DESCRIPTION OF THE TASK =
Whenever a line below mentions the word "title", that line should be copied.

Dataset excerpts

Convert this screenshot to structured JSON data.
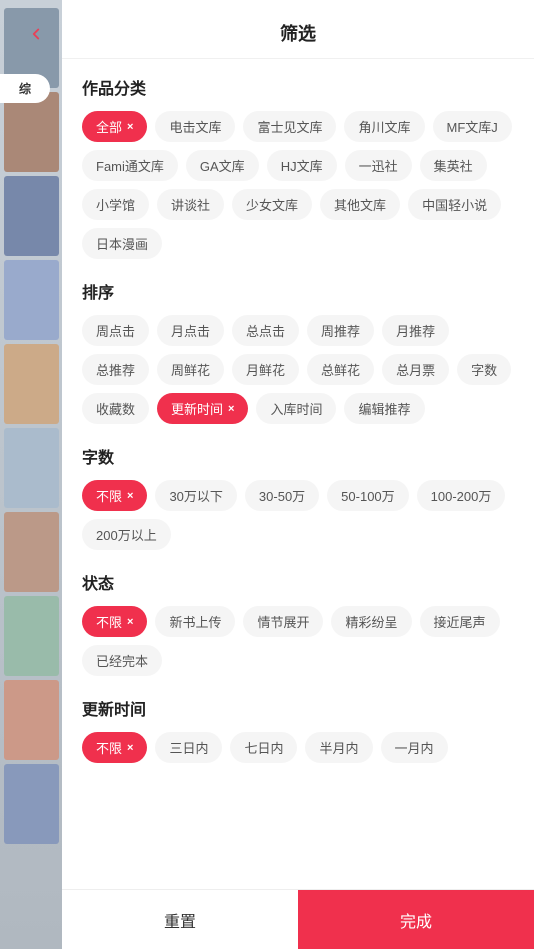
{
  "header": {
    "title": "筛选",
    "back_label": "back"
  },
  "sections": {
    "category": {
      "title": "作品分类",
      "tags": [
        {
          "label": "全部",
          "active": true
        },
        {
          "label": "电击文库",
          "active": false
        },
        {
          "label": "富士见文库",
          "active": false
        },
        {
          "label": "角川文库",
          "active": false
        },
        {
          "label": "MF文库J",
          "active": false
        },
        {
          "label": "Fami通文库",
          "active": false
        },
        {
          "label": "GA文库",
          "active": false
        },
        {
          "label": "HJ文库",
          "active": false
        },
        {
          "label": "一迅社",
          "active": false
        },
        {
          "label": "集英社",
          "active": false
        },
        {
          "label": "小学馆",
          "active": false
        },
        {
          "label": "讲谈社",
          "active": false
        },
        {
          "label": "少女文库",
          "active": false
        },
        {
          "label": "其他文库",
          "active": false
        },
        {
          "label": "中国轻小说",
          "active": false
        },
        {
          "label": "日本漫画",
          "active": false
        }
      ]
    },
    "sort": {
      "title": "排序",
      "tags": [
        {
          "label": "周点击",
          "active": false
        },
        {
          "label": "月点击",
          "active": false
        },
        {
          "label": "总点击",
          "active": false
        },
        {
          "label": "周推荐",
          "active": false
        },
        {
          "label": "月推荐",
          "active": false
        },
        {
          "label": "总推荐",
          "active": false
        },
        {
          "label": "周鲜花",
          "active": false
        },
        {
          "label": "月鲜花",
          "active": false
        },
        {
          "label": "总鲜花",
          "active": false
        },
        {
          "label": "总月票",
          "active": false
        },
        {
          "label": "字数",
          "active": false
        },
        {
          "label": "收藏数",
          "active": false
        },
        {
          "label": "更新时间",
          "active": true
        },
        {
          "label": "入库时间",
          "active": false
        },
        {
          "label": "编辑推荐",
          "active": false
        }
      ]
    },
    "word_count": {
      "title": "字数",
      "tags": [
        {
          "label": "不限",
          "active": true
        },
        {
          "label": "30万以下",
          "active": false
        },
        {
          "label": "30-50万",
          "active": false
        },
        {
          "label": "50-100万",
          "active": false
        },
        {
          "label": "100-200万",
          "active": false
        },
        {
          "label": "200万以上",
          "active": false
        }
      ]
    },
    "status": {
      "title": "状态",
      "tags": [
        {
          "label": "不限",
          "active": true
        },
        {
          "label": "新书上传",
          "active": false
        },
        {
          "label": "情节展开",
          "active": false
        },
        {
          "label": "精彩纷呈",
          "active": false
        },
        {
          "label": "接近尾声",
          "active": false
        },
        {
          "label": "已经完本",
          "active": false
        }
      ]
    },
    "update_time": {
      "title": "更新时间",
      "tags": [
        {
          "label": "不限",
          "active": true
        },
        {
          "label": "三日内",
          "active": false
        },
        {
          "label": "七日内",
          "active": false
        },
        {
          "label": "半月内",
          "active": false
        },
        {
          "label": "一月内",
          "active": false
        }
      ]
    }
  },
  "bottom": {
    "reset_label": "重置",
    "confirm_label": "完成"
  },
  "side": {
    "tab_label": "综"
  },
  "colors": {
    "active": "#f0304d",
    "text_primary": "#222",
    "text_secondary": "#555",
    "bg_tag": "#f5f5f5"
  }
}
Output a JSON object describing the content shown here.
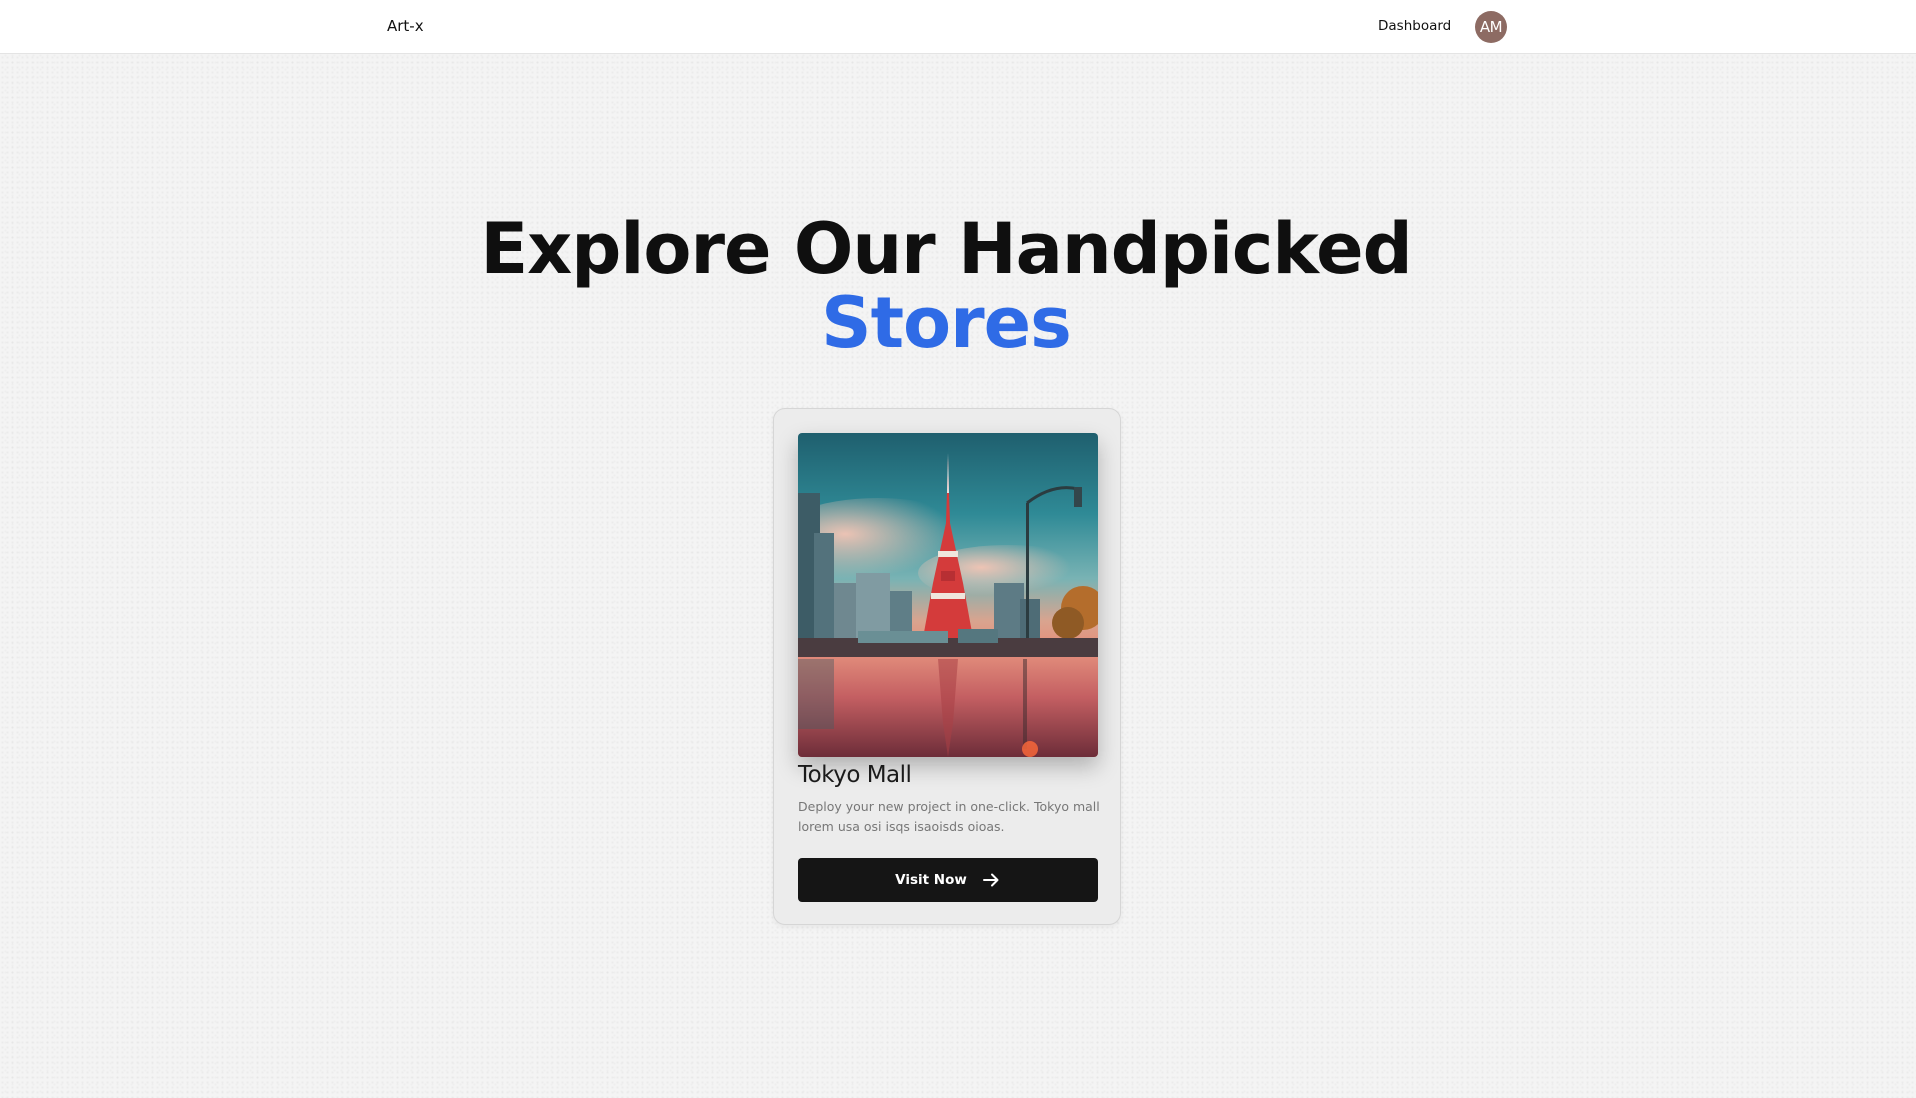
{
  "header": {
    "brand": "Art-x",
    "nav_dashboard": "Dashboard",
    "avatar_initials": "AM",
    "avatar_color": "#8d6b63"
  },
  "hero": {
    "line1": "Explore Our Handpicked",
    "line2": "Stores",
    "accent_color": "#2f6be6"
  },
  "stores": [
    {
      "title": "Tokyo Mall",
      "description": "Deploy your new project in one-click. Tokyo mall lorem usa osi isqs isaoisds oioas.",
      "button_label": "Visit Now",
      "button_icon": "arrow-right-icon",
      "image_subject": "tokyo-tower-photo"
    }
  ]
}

PROBLEM SOLUTION =
    "title": "筛选",
      "title": "作品分类",
      "title": "排序",
      "title": "字数",
      "title": "状态",
      "title": "更新时间",
      "title": "Tokyo Mall",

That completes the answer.